If someone had asked me or told me that I had to write a blog post for all to see, I may have broken out in a cold sweat. I would have smiled graciously and said thank you and of course but, inside, I would have immediately begun to think of reasons why I couldn’t. I’m too busy. I don’t know what to say. What if it’s rubbish and everyone laughs at it? I might have been brave enough to ask someone for help or advice. I may have looked over the other posts again or trawled the internet for any ideas that I could borrow – or steal. I could have asked someone to sit down and do it with me- or even for me. I might have feigned some kind of serious work dilemma and hoped – or even attempted to bribe- a confident and keen colleague to take on the task instead of me.
And now I look back, I start to wonder how familiar these sound. It shouldn’t come as any surprise to us but, sometimes, when push comes to shove, we revert back to our teenage selves and use the same strategies that we may have used to get out of completing that essay or to justify why the homework wasn’t quite done. Being asked to do something all by yourself can be terrifying. Especially if you feel that the thing you’re being asked to do is too hard or too much or you just don’t feel good enough.
But, don’t panic. I wasn’t actually asked directly to write a post. It just happened – a little bit by accident. Whilst sitting, minding my own business and getting on with something I needed to do myself, someone said that I could think about sharing this. It made me feel good about myself and what I had done- it’s funny how those two always seem to go hand in hand, isn’t it? When you do something well – you feel proud – it’s like you can achieve anything. When something seems out of reach, it can almost become personal and you start to doubt yourself and your abilities. So, it felt good to say yes. It made me feel proud and confident and less worried about what everyone else might think because someone noticed how much I had tried and working on it to make it better became something I wanted to do.
These feelings reminded me of why I wanted to make independence a key focus for my teaching this year. If I am being totally honest though, it did all begin with a desire to get the students to do more than I was. With Year 11 exams on the horizon, I wanted to make sure that my students were able to face them without a desperate need to peer over their shoulders and seek reassurance from me. So, that is where I began.
During this year, I have asked my GCSE classes to complete a whole variety of tasks and exercises with “Independence” being at the forefront of each one. Some of the things I have trialled include:
- Asking students to write their own exam extract questions and mark schemes – they have also included model answers and example responses too
- Asking students to re-write mark schemes, removing the over-complicated language for a workable document that is far more student friendly
- Asking students to prepare and teach revision lessons on key topics for their Literature exams

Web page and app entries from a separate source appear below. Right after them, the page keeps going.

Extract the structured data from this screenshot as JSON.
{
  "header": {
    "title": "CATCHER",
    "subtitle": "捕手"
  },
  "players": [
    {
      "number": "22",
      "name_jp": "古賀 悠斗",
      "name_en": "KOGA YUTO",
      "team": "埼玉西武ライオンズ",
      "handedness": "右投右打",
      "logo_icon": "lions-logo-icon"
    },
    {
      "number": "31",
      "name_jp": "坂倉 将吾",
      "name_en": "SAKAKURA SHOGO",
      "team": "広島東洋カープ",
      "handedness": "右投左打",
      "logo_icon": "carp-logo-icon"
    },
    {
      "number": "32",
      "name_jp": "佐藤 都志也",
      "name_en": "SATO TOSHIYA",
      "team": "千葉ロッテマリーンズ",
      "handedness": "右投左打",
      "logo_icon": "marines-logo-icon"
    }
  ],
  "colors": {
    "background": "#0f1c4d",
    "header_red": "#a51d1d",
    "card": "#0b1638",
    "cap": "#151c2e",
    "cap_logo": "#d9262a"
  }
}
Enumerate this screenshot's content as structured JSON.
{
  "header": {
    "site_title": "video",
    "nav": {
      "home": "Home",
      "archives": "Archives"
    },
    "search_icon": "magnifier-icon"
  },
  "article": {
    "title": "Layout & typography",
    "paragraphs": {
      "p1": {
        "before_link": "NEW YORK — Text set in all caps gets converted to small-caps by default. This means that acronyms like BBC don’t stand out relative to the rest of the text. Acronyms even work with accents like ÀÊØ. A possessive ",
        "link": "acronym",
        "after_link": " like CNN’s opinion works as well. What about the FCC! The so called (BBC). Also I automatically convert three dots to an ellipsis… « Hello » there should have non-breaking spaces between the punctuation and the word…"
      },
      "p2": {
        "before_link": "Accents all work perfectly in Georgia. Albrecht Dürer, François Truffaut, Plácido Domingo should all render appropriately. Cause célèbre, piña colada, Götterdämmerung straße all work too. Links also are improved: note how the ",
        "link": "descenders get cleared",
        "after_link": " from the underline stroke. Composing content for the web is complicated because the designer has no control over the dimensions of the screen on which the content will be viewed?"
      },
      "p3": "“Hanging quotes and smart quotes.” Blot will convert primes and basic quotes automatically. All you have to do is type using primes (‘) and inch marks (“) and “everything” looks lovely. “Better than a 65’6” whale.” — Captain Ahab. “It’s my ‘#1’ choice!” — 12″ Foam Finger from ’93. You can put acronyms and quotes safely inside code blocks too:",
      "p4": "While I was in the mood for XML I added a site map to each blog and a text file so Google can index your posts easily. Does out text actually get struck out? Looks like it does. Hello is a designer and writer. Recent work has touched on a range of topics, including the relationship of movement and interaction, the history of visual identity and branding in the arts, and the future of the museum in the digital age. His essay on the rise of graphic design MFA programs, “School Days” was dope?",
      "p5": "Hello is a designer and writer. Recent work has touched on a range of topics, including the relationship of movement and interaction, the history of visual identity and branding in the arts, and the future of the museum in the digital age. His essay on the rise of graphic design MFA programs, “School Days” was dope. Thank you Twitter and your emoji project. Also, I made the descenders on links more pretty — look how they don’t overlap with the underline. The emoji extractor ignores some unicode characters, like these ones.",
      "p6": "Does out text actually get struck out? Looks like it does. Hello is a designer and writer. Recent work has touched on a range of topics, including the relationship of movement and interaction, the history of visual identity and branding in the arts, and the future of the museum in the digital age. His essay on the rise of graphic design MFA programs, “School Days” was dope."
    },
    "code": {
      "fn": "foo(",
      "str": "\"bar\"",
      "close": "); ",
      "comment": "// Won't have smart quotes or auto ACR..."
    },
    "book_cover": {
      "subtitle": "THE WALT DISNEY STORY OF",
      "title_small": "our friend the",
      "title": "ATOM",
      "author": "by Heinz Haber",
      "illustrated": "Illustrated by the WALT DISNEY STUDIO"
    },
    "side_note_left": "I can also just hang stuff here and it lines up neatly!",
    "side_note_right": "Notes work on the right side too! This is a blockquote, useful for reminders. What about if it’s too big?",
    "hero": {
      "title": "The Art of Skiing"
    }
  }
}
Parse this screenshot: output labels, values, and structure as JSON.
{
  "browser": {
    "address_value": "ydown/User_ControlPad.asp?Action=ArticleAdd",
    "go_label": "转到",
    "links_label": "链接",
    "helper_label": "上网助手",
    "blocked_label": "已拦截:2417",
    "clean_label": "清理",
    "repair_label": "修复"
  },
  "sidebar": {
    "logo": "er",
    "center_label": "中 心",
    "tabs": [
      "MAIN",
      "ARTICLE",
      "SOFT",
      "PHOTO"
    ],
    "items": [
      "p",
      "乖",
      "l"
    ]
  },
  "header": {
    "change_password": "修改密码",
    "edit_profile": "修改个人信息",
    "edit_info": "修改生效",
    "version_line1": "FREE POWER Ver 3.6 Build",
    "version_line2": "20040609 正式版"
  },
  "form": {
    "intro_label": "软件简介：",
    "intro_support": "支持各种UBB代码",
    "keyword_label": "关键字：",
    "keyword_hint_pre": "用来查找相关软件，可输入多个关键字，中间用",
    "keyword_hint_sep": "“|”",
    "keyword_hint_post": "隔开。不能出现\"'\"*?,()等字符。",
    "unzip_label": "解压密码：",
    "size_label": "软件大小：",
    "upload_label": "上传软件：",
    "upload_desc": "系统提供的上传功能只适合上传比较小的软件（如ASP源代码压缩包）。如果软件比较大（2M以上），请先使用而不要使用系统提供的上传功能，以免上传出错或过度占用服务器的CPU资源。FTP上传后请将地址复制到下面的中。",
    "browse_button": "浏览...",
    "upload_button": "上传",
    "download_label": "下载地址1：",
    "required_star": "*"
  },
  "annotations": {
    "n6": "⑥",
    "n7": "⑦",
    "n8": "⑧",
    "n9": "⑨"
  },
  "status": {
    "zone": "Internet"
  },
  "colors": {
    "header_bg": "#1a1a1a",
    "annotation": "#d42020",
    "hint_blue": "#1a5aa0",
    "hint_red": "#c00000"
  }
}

- Asking students to produce a revision guide with summaries of chapters, key quotations and context notes for one of the more challenging texts – this was planned in response to their own desire to get to grips with a text that they found particularly difficult – they even let me share it with other year 11 teachers too!
Looking at this list, it seems that quite a lot of time has been taken up with this independent approach. One big downside to this has been the amount of class time taken up with students preparing to deliver or produce all of these resources. This is something that does need more thought – if students felt more independent at an earlier stage then surely asking them to collaborate and prepare outside of the classroom as well as within it wouldn’t seem too much to ask? Would it?
Also, the standard and quality of work produced did tend to vary – and in some cases quite considerably (meaning that I was still doing some of the work as I didn’t want anyone else to be let down – which totally defeats the independent approach!). It’s not always easy to tell who has done more than their fair share in each group either. If you have any advice on this, then please let me know – I am sure someone has a tried and tested method to solve this dilemma! Would a more independent approach lower down the school go some way to ensure that this wasn’t the case? If students were more used to this way of working, would it come a little easier to them?
Then, looking back at the start of my post, I know that the one things that made this whole post so much easier to write, apart from being excited to be asked was the simple fact that someone else had given me the impression that my post was “good enough” to be shared. This then could be the key to getting the students to do it for themselves – giving them the confidence so that they feel they “can” do it. One student, I realised, had a keen interest and vast knowledge on some of the contextual references to a text – the fact they were already so confident meant it didn’t seem to terrifying when I asked them to teach this to the class. Surely, this could be independence at its best.
From my own more recent experiences with this blog, it’s clear that fostering independence is going to take a bit more than just getting the students to do stuff on their own. In order to ensure students can do things for themselves, it is clear that the work needs to begin at KS3. Clearly, the more they are doing this kind of thing, the easier and more successful it will be. And, bringing it back to me again, remembering how good it feels when someone recognises that you’ve done something well really does encourage to keep trying and making it even better – all the drafting of this blog post should hopefully prove that! So, not only should I be encouraging students to be more independent but I also need to recognise the things they’ve done well – making them feel good about what they’ve done might just help them get to grips with doing things on their own a little bit quicker.
Clemmie Hewett, English